━━━ DATA PROVIDED

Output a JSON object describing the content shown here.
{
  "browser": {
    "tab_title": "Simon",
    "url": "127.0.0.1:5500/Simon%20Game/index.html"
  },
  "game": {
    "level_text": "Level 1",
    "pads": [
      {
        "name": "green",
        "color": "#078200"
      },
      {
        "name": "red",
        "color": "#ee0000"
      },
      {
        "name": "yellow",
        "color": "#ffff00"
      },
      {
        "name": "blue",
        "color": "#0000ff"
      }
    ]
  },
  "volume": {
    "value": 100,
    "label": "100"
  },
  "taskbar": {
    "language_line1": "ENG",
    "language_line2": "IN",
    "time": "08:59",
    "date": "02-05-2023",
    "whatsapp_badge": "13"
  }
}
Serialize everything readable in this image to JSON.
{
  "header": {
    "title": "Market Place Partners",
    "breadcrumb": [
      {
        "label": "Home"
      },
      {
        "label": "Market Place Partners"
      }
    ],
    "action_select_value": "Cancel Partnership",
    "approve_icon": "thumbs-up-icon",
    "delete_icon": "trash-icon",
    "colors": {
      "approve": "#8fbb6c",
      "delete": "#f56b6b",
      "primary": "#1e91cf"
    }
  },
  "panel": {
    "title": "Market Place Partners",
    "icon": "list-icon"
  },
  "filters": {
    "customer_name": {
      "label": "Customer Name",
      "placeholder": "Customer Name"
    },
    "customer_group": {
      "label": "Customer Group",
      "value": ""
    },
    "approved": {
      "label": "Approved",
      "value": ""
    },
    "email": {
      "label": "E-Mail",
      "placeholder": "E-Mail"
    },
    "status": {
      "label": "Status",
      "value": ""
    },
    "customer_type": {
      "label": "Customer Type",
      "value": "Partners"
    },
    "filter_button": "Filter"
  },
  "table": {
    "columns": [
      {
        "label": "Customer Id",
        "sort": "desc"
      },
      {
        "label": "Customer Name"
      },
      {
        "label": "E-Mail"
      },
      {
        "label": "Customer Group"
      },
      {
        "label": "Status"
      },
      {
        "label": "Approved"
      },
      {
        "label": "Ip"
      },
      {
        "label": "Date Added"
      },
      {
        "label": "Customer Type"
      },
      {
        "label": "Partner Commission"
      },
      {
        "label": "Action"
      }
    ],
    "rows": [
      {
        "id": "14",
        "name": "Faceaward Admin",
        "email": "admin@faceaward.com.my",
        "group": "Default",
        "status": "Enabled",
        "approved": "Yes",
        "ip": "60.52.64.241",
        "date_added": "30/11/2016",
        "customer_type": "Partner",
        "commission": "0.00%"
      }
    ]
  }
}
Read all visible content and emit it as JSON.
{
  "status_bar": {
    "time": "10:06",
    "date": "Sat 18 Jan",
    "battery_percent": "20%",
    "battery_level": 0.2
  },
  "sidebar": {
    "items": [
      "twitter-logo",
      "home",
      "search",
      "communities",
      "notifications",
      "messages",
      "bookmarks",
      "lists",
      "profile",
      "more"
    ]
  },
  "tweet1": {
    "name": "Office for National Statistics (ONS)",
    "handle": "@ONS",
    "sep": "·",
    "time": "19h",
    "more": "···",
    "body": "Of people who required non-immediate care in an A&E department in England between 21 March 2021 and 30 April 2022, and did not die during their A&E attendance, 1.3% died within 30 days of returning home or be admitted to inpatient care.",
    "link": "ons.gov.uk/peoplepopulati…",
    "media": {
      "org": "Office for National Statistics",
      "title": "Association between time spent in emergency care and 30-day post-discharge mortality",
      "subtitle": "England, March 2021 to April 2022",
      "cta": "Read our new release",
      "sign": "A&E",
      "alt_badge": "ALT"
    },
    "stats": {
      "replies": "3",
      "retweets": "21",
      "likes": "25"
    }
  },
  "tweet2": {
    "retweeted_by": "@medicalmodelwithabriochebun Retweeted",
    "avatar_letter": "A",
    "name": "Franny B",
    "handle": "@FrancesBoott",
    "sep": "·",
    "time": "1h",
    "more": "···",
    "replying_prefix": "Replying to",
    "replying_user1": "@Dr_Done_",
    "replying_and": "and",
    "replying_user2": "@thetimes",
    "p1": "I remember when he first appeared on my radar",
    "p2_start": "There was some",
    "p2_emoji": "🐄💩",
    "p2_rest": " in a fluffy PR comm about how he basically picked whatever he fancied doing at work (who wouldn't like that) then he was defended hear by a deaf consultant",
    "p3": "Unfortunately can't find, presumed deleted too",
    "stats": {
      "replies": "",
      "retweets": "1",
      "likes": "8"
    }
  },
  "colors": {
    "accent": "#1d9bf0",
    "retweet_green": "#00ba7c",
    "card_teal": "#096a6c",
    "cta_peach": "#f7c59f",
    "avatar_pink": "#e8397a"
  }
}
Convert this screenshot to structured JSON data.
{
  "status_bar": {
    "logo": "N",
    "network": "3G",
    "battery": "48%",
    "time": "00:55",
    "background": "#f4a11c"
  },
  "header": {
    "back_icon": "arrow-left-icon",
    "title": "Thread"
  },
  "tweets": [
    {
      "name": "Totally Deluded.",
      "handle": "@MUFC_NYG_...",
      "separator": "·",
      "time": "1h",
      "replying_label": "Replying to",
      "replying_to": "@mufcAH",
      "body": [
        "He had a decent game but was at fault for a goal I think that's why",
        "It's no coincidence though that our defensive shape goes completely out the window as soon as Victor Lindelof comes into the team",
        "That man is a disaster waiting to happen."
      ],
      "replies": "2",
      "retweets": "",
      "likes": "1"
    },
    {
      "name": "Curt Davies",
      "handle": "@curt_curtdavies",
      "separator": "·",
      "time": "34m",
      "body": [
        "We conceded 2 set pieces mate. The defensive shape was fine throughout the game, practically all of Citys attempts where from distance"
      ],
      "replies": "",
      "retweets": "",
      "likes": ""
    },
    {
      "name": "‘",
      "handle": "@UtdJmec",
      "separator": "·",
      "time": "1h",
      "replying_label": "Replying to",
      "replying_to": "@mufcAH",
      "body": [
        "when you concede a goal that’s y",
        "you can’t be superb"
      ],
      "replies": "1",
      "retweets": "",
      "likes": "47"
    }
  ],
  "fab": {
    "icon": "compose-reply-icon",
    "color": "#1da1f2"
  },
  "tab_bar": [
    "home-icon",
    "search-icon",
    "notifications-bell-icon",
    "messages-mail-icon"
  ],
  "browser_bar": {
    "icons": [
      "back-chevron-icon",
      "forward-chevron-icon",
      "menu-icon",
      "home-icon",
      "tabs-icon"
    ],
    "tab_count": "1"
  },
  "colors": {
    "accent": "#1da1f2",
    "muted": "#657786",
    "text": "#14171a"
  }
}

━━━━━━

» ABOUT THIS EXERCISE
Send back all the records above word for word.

» OUTPUT OF THE TASK
Output a JSON object describing the content shown here.
{
  "browser": {
    "tab_title": "Simon",
    "url": "127.0.0.1:5500/Simon%20Game/index.html"
  },
  "game": {
    "level_text": "Level 1",
    "pads": [
      {
        "name": "green",
        "color": "#078200"
      },
      {
        "name": "red",
        "color": "#ee0000"
      },
      {
        "name": "yellow",
        "color": "#ffff00"
      },
      {
        "name": "blue",
        "color": "#0000ff"
      }
    ]
  },
  "volume": {
    "value": 100,
    "label": "100"
  },
  "taskbar": {
    "language_line1": "ENG",
    "language_line2": "IN",
    "time": "08:59",
    "date": "02-05-2023",
    "whatsapp_badge": "13"
  }
}
Serialize everything readable in this image to JSON.
{
  "header": {
    "title": "Market Place Partners",
    "breadcrumb": [
      {
        "label": "Home"
      },
      {
        "label": "Market Place Partners"
      }
    ],
    "action_select_value": "Cancel Partnership",
    "approve_icon": "thumbs-up-icon",
    "delete_icon": "trash-icon",
    "colors": {
      "approve": "#8fbb6c",
      "delete": "#f56b6b",
      "primary": "#1e91cf"
    }
  },
  "panel": {
    "title": "Market Place Partners",
    "icon": "list-icon"
  },
  "filters": {
    "customer_name": {
      "label": "Customer Name",
      "placeholder": "Customer Name"
    },
    "customer_group": {
      "label": "Customer Group",
      "value": ""
    },
    "approved": {
      "label": "Approved",
      "value": ""
    },
    "email": {
      "label": "E-Mail",
      "placeholder": "E-Mail"
    },
    "status": {
      "label": "Status",
      "value": ""
    },
    "customer_type": {
      "label": "Customer Type",
      "value": "Partners"
    },
    "filter_button": "Filter"
  },
  "table": {
    "columns": [
      {
        "label": "Customer Id",
        "sort": "desc"
      },
      {
        "label": "Customer Name"
      },
      {
        "label": "E-Mail"
      },
      {
        "label": "Customer Group"
      },
      {
        "label": "Status"
      },
      {
        "label": "Approved"
      },
      {
        "label": "Ip"
      },
      {
        "label": "Date Added"
      },
      {
        "label": "Customer Type"
      },
      {
        "label": "Partner Commission"
      },
      {
        "label": "Action"
      }
    ],
    "rows": [
      {
        "id": "14",
        "name": "Faceaward Admin",
        "email": "admin@faceaward.com.my",
        "group": "Default",
        "status": "Enabled",
        "approved": "Yes",
        "ip": "60.52.64.241",
        "date_added": "30/11/2016",
        "customer_type": "Partner",
        "commission": "0.00%"
      }
    ]
  }
}
Read all visible content and emit it as JSON.
{
  "status_bar": {
    "time": "10:06",
    "date": "Sat 18 Jan",
    "battery_percent": "20%",
    "battery_level": 0.2
  },
  "sidebar": {
    "items": [
      "twitter-logo",
      "home",
      "search",
      "communities",
      "notifications",
      "messages",
      "bookmarks",
      "lists",
      "profile",
      "more"
    ]
  },
  "tweet1": {
    "name": "Office for National Statistics (ONS)",
    "handle": "@ONS",
    "sep": "·",
    "time": "19h",
    "more": "···",
    "body": "Of people who required non-immediate care in an A&E department in England between 21 March 2021 and 30 April 2022, and did not die during their A&E attendance, 1.3% died within 30 days of returning home or be admitted to inpatient care.",
    "link": "ons.gov.uk/peoplepopulati…",
    "media": {
      "org": "Office for National Statistics",
      "title": "Association between time spent in emergency care and 30-day post-discharge mortality",
      "subtitle": "England, March 2021 to April 2022",
      "cta": "Read our new release",
      "sign": "A&E",
      "alt_badge": "ALT"
    },
    "stats": {
      "replies": "3",
      "retweets": "21",
      "likes": "25"
    }
  },
  "tweet2": {
    "retweeted_by": "@medicalmodelwithabriochebun Retweeted",
    "avatar_letter": "A",
    "name": "Franny B",
    "handle": "@FrancesBoott",
    "sep": "·",
    "time": "1h",
    "more": "···",
    "replying_prefix": "Replying to",
    "replying_user1": "@Dr_Done_",
    "replying_and": "and",
    "replying_user2": "@thetimes",
    "p1": "I remember when he first appeared on my radar",
    "p2_start": "There was some",
    "p2_emoji": "🐄💩",
    "p2_rest": " in a fluffy PR comm about how he basically picked whatever he fancied doing at work (who wouldn't like that) then he was defended hear by a deaf consultant",
    "p3": "Unfortunately can't find, presumed deleted too",
    "stats": {
      "replies": "",
      "retweets": "1",
      "likes": "8"
    }
  },
  "colors": {
    "accent": "#1d9bf0",
    "retweet_green": "#00ba7c",
    "card_teal": "#096a6c",
    "cta_peach": "#f7c59f",
    "avatar_pink": "#e8397a"
  }
}
Convert this screenshot to structured JSON data.
{
  "status_bar": {
    "logo": "N",
    "network": "3G",
    "battery": "48%",
    "time": "00:55",
    "background": "#f4a11c"
  },
  "header": {
    "back_icon": "arrow-left-icon",
    "title": "Thread"
  },
  "tweets": [
    {
      "name": "Totally Deluded.",
      "handle": "@MUFC_NYG_...",
      "separator": "·",
      "time": "1h",
      "replying_label": "Replying to",
      "replying_to": "@mufcAH",
      "body": [
        "He had a decent game but was at fault for a goal I think that's why",
        "It's no coincidence though that our defensive shape goes completely out the window as soon as Victor Lindelof comes into the team",
        "That man is a disaster waiting to happen."
      ],
      "replies": "2",
      "retweets": "",
      "likes": "1"
    },
    {
      "name": "Curt Davies",
      "handle": "@curt_curtdavies",
      "separator": "·",
      "time": "34m",
      "body": [
        "We conceded 2 set pieces mate. The defensive shape was fine throughout the game, practically all of Citys attempts where from distance"
      ],
      "replies": "",
      "retweets": "",
      "likes": ""
    },
    {
      "name": "‘",
      "handle": "@UtdJmec",
      "separator": "·",
      "time": "1h",
      "replying_label": "Replying to",
      "replying_to": "@mufcAH",
      "body": [
        "when you concede a goal that’s y",
        "you can’t be superb"
      ],
      "replies": "1",
      "retweets": "",
      "likes": "47"
    }
  ],
  "fab": {
    "icon": "compose-reply-icon",
    "color": "#1da1f2"
  },
  "tab_bar": [
    "home-icon",
    "search-icon",
    "notifications-bell-icon",
    "messages-mail-icon"
  ],
  "browser_bar": {
    "icons": [
      "back-chevron-icon",
      "forward-chevron-icon",
      "menu-icon",
      "home-icon",
      "tabs-icon"
    ],
    "tab_count": "1"
  },
  "colors": {
    "accent": "#1da1f2",
    "muted": "#657786",
    "text": "#14171a"
  }
}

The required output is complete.